After users enter some basic data, the Illustrator displays the probability that a user will live to a certain age range; a planning horizon; and the probability that the user will live a specified number of years.
“The idea of making an interactive Actuaries Longevity Illustrator available as a public service began several years ago when we noticed that retirees, and those planning for their retirement, did not have access to information that objectively breaks down the nature of longevity risk that can be readily understood both from a conceptual standpoint and operationally for those who are considering retirement income options,” Ted Goldman, senior pension fellow of the Academy, said in a statement.
The results are based on limited data inputs from the user — birthdate, sex, whether the user smokes and one of three generic health descriptors: poor, average or excellent.
The Longevity Illustrator acknowledges those shortcomings and adds that the results are “based on average expectations that may or may not be appropriate to any one individual’s circumstances.”
The point isn’t to determine the most likely age at which a user might die, but to “familiarize you with the possible longevity for someone with your general age and health characteristics. With this awareness you can then consider strategies to manage lifetime income from a new perspective.”
“We designed the Actuaries Longevity Illustrator to help plan for the possibilities of surviving to a range of different ages both for individuals and couples,” Andrew Peterson, senior staff fellow of retirement systems at the SOA, said in a statement. “Life doesn’t fit into just one scenario or age to reach in retirement. Instead, people should plan for a variety of outcomes – living shorter or longer than expected.”

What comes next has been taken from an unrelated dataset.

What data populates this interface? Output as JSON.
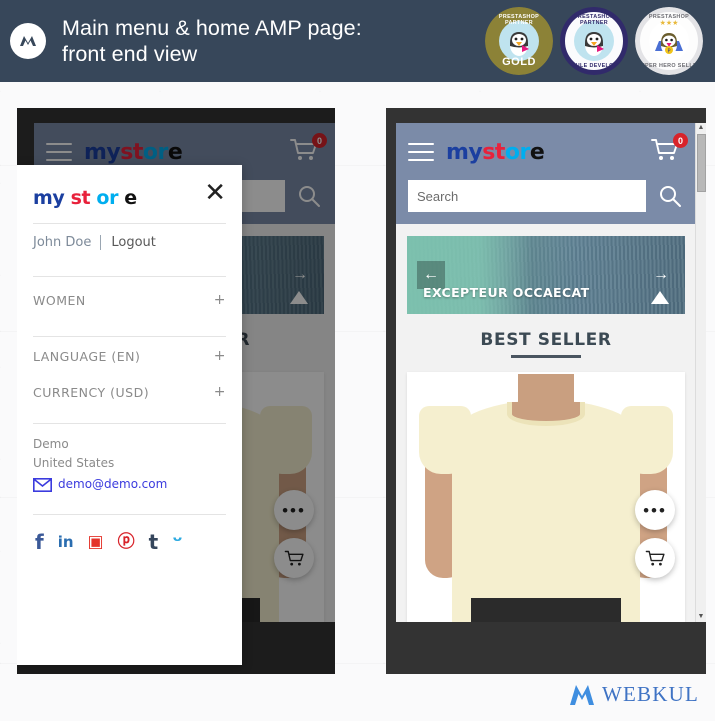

The Illustrator also allows users to input data for a second person to show how their longevity compares to their partner’s. Each of the probability illustrations generated by the Longevity Illustrator show the user’s estimated longevity, as well as that of their partner, the probability that both will survive to a certain point, and the probability that one of them will live to a certain point.
“An important point is that it is very likely one of you is going to outlive the other, and you must take this fact into account when making your retirement plans. You should also consider the chance that either of you may live much longer than your average life expectancy,” the Illustrator cautioned.
The Social Security Administration offers a life expectancy calculator with similar limitations. Using an investor’s sex and birthdate only, it estimates the remaining years and final age of the user at their current age, 62, their normal retirement age and 70.
— Read 5 Critical Issues That Will Make or Break an Aging America on ThinkAdvisor.